What happens in our meetings?


The best way to understand what happens in a meeting is to come along, guests are always welcome and there is no guest fee but please email us so we can ensure your access to the building.

Meeting Format

Our standard meetings follow a common structure with each of these sections in order. Click on each section to find out more

We all introduce ourselves at the start of each meeting. It gets us warmed up, makes it easier for newcomers to learn names and learn more about the roles each member is taking that night. Don’t worry, it’s not a five minute networking pitch, tell us your name and if you’d like to answer the question of the evening please do so.
This is an impromptu speaking session where topics are provided on the night. Speeches can be up to two minutes, we do try to include as many people as possible but there’s no obligation to take part.
Three to five minutes to hear from our president and to discuss any upcoming club business.
A chance for refreshments and networking. Please ask as many questions as you want to.
The second half of the meeting is devoted to prepared speeches. Members work from projects selected from the Toastmasters International education program. This enables you to build up a wide range of skills based on your own personal goals.
A key part of our meeting is the friendly and supportive feedback on the speeches and roles taken that night. All members learn to deliver and receive this feedback, there is no instructor in our meetings, we are all here to learn and support each other

Meeting Roles

The success of any meeting relies on certain roles being performed and our meetings are no different. Each meeting there will be one of our members in each of the following roles. Click on each role name to find out more
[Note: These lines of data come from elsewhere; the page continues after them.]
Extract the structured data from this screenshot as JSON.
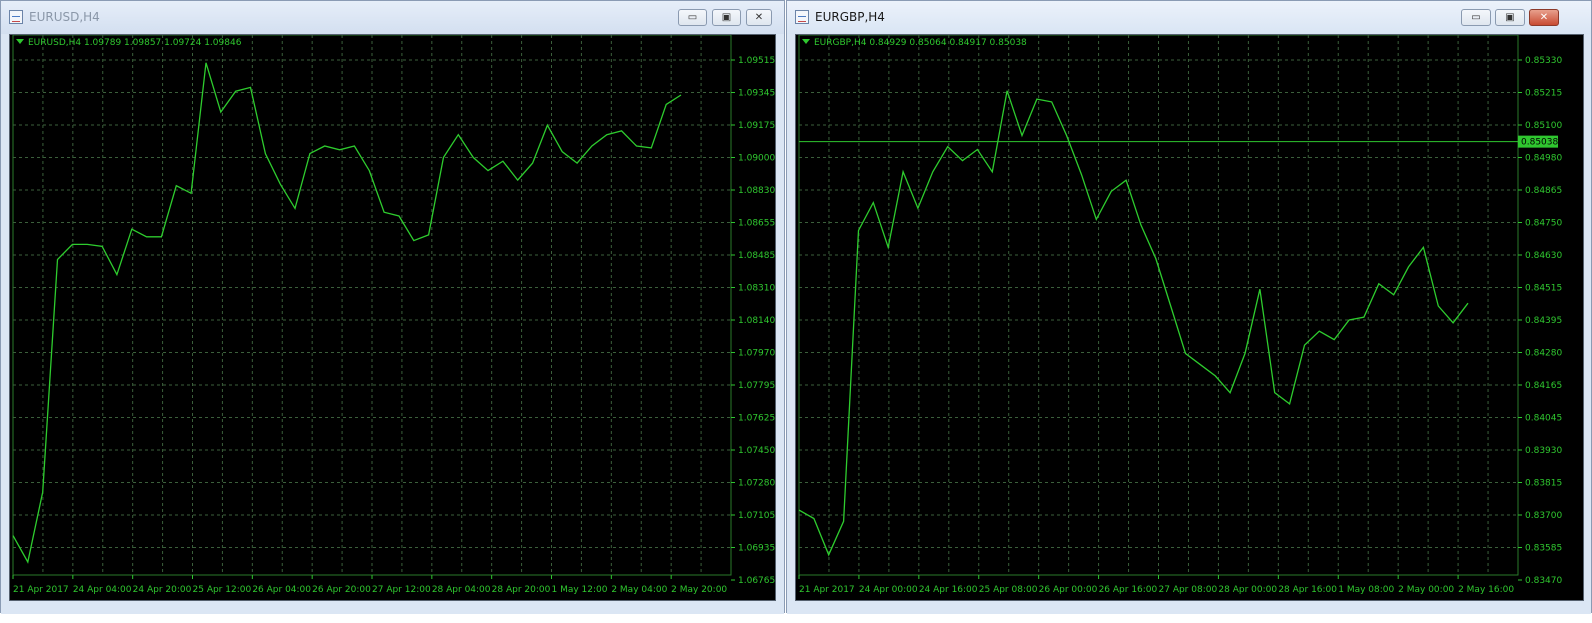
{
  "windows": [
    {
      "title": "EURUSD,H4",
      "info": "EURUSD,H4  1.09789 1.09857 1.09724 1.09846",
      "controls": {
        "minimize": "▭",
        "maximize": "▣",
        "close": "✕"
      },
      "chart_data": {
        "type": "line",
        "symbol": "EURUSD",
        "timeframe": "H4",
        "y_ticks": [
          "1.09515",
          "1.09345",
          "1.09175",
          "1.09000",
          "1.08830",
          "1.08655",
          "1.08485",
          "1.08310",
          "1.08140",
          "1.07970",
          "1.07795",
          "1.07625",
          "1.07450",
          "1.07280",
          "1.07105",
          "1.06935",
          "1.06765"
        ],
        "x_ticks": [
          "21 Apr 2017",
          "24 Apr 04:00",
          "24 Apr 20:00",
          "25 Apr 12:00",
          "26 Apr 04:00",
          "26 Apr 20:00",
          "27 Apr 12:00",
          "28 Apr 04:00",
          "28 Apr 20:00",
          "1 May 12:00",
          "2 May 04:00",
          "2 May 20:00"
        ],
        "ylim": [
          1.06765,
          1.09515
        ],
        "values": [
          1.07,
          1.0686,
          1.0723,
          1.0846,
          1.0854,
          1.0854,
          1.0853,
          1.0838,
          1.0862,
          1.0858,
          1.0858,
          1.0885,
          1.0881,
          1.095,
          1.0924,
          1.0935,
          1.0937,
          1.0902,
          1.0886,
          1.0873,
          1.0902,
          1.0906,
          1.0904,
          1.0906,
          1.0893,
          1.0871,
          1.0869,
          1.0856,
          1.0859,
          1.09,
          1.0912,
          1.09,
          1.0893,
          1.0898,
          1.0888,
          1.0897,
          1.0917,
          1.0903,
          1.0897,
          1.0906,
          1.0912,
          1.0914,
          1.0906,
          1.0905,
          1.0928,
          1.0933
        ]
      }
    },
    {
      "title": "EURGBP,H4",
      "info": "EURGBP,H4  0.84929 0.85064 0.84917 0.85038",
      "controls": {
        "minimize": "▭",
        "maximize": "▣",
        "close": "✕"
      },
      "chart_data": {
        "type": "line",
        "symbol": "EURGBP",
        "timeframe": "H4",
        "y_ticks": [
          "0.85330",
          "0.85215",
          "0.85100",
          "0.84980",
          "0.84865",
          "0.84750",
          "0.84630",
          "0.84515",
          "0.84395",
          "0.84280",
          "0.84165",
          "0.84045",
          "0.83930",
          "0.83815",
          "0.83700",
          "0.83585",
          "0.83470"
        ],
        "x_ticks": [
          "21 Apr 2017",
          "24 Apr 00:00",
          "24 Apr 16:00",
          "25 Apr 08:00",
          "26 Apr 00:00",
          "26 Apr 16:00",
          "27 Apr 08:00",
          "28 Apr 00:00",
          "28 Apr 16:00",
          "1 May 08:00",
          "2 May 00:00",
          "2 May 16:00"
        ],
        "ylim": [
          0.8347,
          0.8533
        ],
        "current_price": "0.85038",
        "values": [
          0.8372,
          0.8369,
          0.8356,
          0.8368,
          0.8472,
          0.8482,
          0.8466,
          0.8493,
          0.848,
          0.8493,
          0.8502,
          0.8497,
          0.8501,
          0.8493,
          0.8522,
          0.8506,
          0.8519,
          0.8518,
          0.8506,
          0.8492,
          0.8476,
          0.8486,
          0.849,
          0.8474,
          0.8462,
          0.8445,
          0.8428,
          0.8424,
          0.842,
          0.8414,
          0.8428,
          0.8451,
          0.8414,
          0.841,
          0.8431,
          0.8436,
          0.8433,
          0.844,
          0.8441,
          0.8453,
          0.8449,
          0.8459,
          0.8466,
          0.8445,
          0.8439,
          0.8446
        ]
      }
    }
  ]
}
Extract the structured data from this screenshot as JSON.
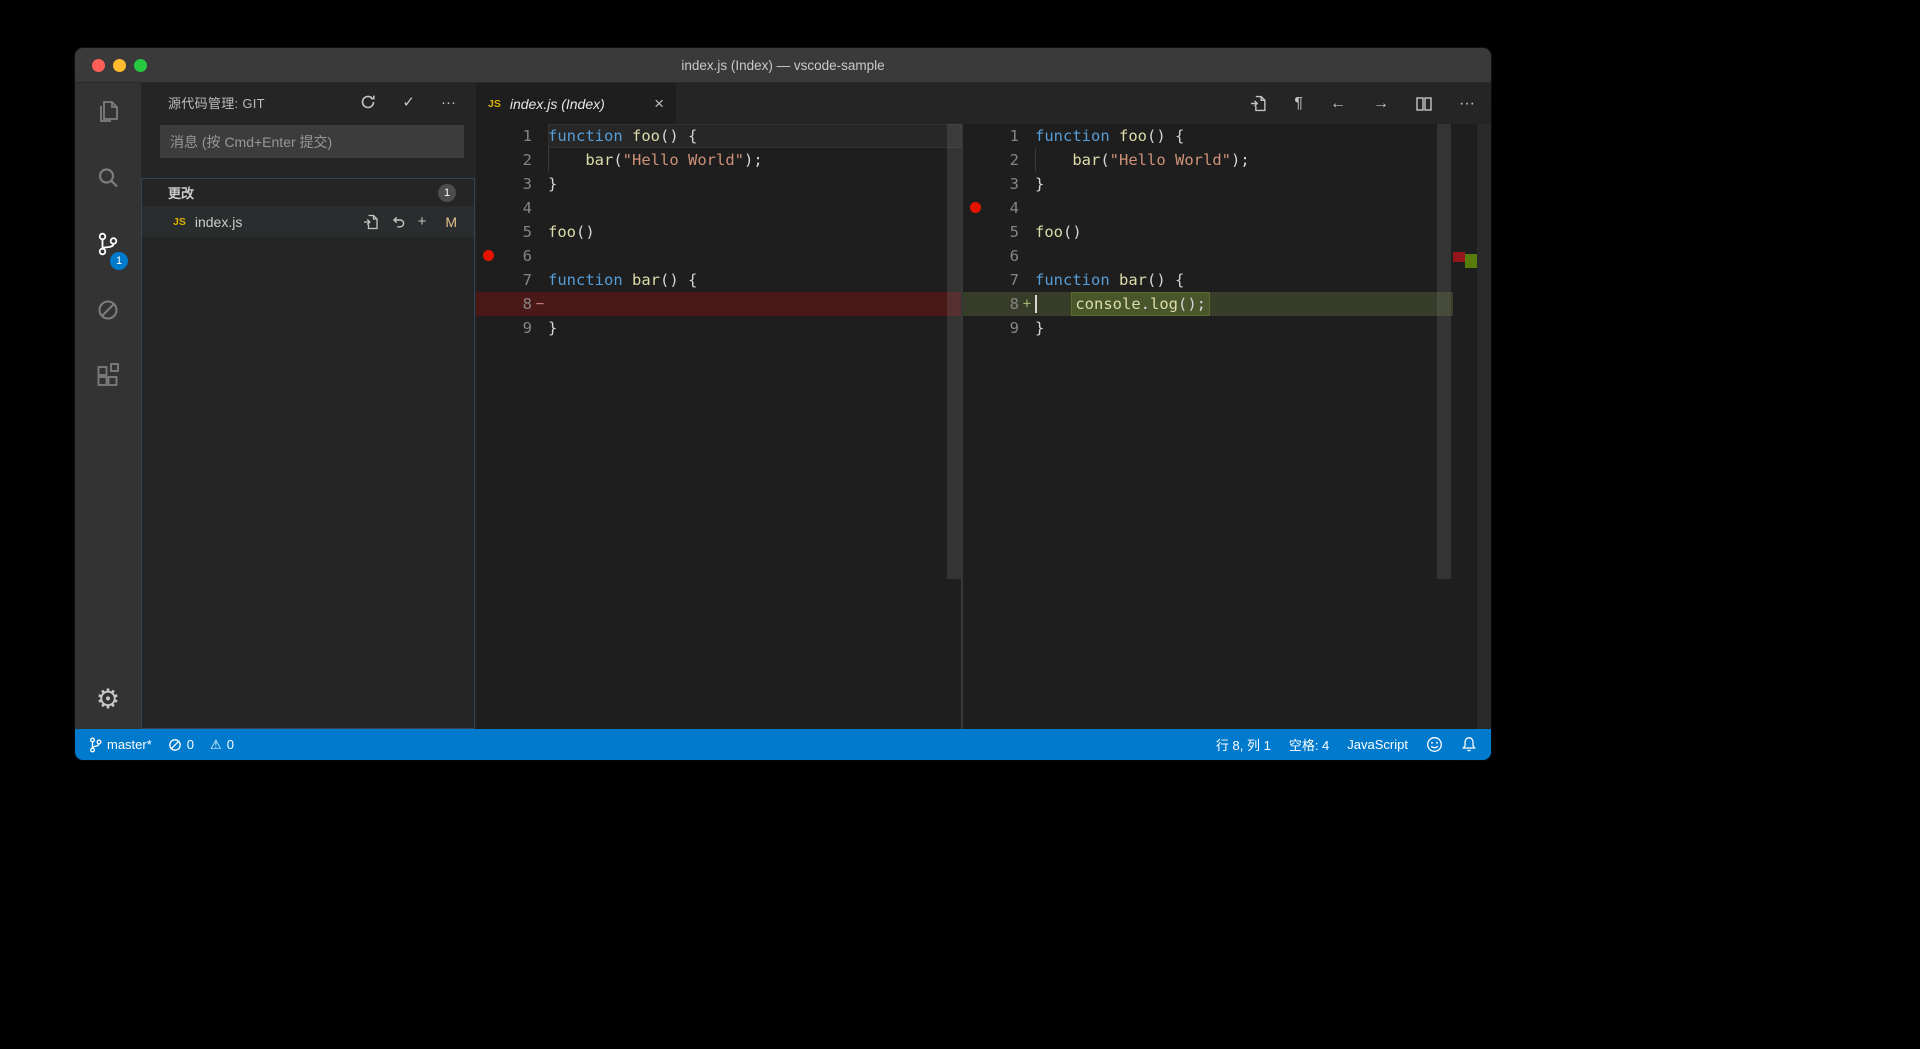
{
  "colors": {
    "accent": "#007acc",
    "statusbar-bg": "#007acc",
    "titlebar-bg": "#3a3a3a",
    "activitybar-bg": "#333333",
    "sidebar-bg": "#252526",
    "editor-bg": "#1e1e1e",
    "tabbar-bg": "#252526",
    "removed-line-bg": "#4b1818",
    "added-line-bg": "#373d29",
    "added-char-bg": "#49552b",
    "added-char-border": "#5d6b33",
    "breakpoint-red": "#e51400",
    "keyword": "#569cd6",
    "function": "#dcdcaa",
    "string": "#ce9178",
    "code-fg": "#d4d4d4",
    "line-number": "#858585",
    "js-icon": "#ddb100",
    "git-modified": "#e2c08d",
    "ruler-removed": "#94151b",
    "ruler-added": "#587c0c"
  },
  "window": {
    "title": "index.js (Index) — vscode-sample"
  },
  "activity_bar": {
    "source_control_badge": "1"
  },
  "sidebar": {
    "title": "源代码管理: GIT",
    "commit_placeholder": "消息 (按 Cmd+Enter 提交)",
    "changes_label": "更改",
    "changes_count": "1",
    "file_name": "index.js",
    "file_icon_label": "JS",
    "file_status": "M"
  },
  "editor": {
    "tab_label": "index.js (Index)",
    "tab_icon_label": "JS"
  },
  "icons": {
    "commit_check": "✓",
    "more": "···",
    "stage": "+",
    "close_tab": "×",
    "pilcrow": "¶",
    "back": "←",
    "forward": "→",
    "gear": "⚙",
    "warning": "⚠"
  },
  "code": {
    "original_lines": [
      {
        "num": "1",
        "current": true,
        "segs": [
          [
            "kw",
            "function"
          ],
          [
            "pl",
            " "
          ],
          [
            "fn",
            "foo"
          ],
          [
            "pl",
            "() {"
          ]
        ]
      },
      {
        "num": "2",
        "guide": true,
        "segs": [
          [
            "pl",
            "    "
          ],
          [
            "fn",
            "bar"
          ],
          [
            "pl",
            "("
          ],
          [
            "str",
            "\"Hello World\""
          ],
          [
            "pl",
            ");"
          ]
        ]
      },
      {
        "num": "3",
        "segs": [
          [
            "pl",
            "}"
          ]
        ]
      },
      {
        "num": "4",
        "segs": []
      },
      {
        "num": "5",
        "segs": [
          [
            "fn",
            "foo"
          ],
          [
            "pl",
            "()"
          ]
        ]
      },
      {
        "num": "6",
        "glyph": "breakpoint",
        "segs": []
      },
      {
        "num": "7",
        "segs": [
          [
            "kw",
            "function"
          ],
          [
            "pl",
            " "
          ],
          [
            "fn",
            "bar"
          ],
          [
            "pl",
            "() {"
          ]
        ]
      },
      {
        "num": "8",
        "diff": "removed",
        "marker": "−",
        "segs": []
      },
      {
        "num": "9",
        "segs": [
          [
            "pl",
            "}"
          ]
        ]
      }
    ],
    "modified_lines": [
      {
        "num": "1",
        "segs": [
          [
            "kw",
            "function"
          ],
          [
            "pl",
            " "
          ],
          [
            "fn",
            "foo"
          ],
          [
            "pl",
            "() {"
          ]
        ]
      },
      {
        "num": "2",
        "guide": true,
        "segs": [
          [
            "pl",
            "    "
          ],
          [
            "fn",
            "bar"
          ],
          [
            "pl",
            "("
          ],
          [
            "str",
            "\"Hello World\""
          ],
          [
            "pl",
            ");"
          ]
        ]
      },
      {
        "num": "3",
        "segs": [
          [
            "pl",
            "}"
          ]
        ]
      },
      {
        "num": "4",
        "glyph": "breakpoint",
        "segs": []
      },
      {
        "num": "5",
        "segs": [
          [
            "fn",
            "foo"
          ],
          [
            "pl",
            "()"
          ]
        ]
      },
      {
        "num": "6",
        "segs": []
      },
      {
        "num": "7",
        "segs": [
          [
            "kw",
            "function"
          ],
          [
            "pl",
            " "
          ],
          [
            "fn",
            "bar"
          ],
          [
            "pl",
            "() {"
          ]
        ]
      },
      {
        "num": "8",
        "diff": "added",
        "marker": "+",
        "cursor": true,
        "segs": [
          [
            "pl",
            "    "
          ],
          [
            "cons",
            "console",
            1
          ],
          [
            "pl",
            ".",
            1
          ],
          [
            "fn",
            "log",
            1
          ],
          [
            "pl",
            "();",
            1
          ]
        ]
      },
      {
        "num": "9",
        "segs": [
          [
            "pl",
            "}"
          ]
        ]
      }
    ]
  },
  "status_bar": {
    "branch": "master*",
    "error_count": "0",
    "warning_count": "0",
    "cursor_position": "行 8, 列 1",
    "indentation": "空格: 4",
    "language": "JavaScript"
  }
}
Chairs the meeting including introductions and awards presentations.
Organises the meeting room and opens the meeting
Provides a word of the day and gives feedback on words and phrases used in the meeting. Some clubs refer to this role as the grammarian.
Runs the table topics session, providing topics and encouraging participation.
Gives feedback on the topics session and the successes of those who have risen to the challenge
The timekeeper’s job is to keep speakers and role takers informed on the time taken and to help them keep to time.
Each prepared speech is evaluated by a speech evaluator who will provide feedback based on the aims of the project. They may also provide additional comments on aspects requested by the speaker
Provides feedback to the evaluators and other roles that have not been evaluated.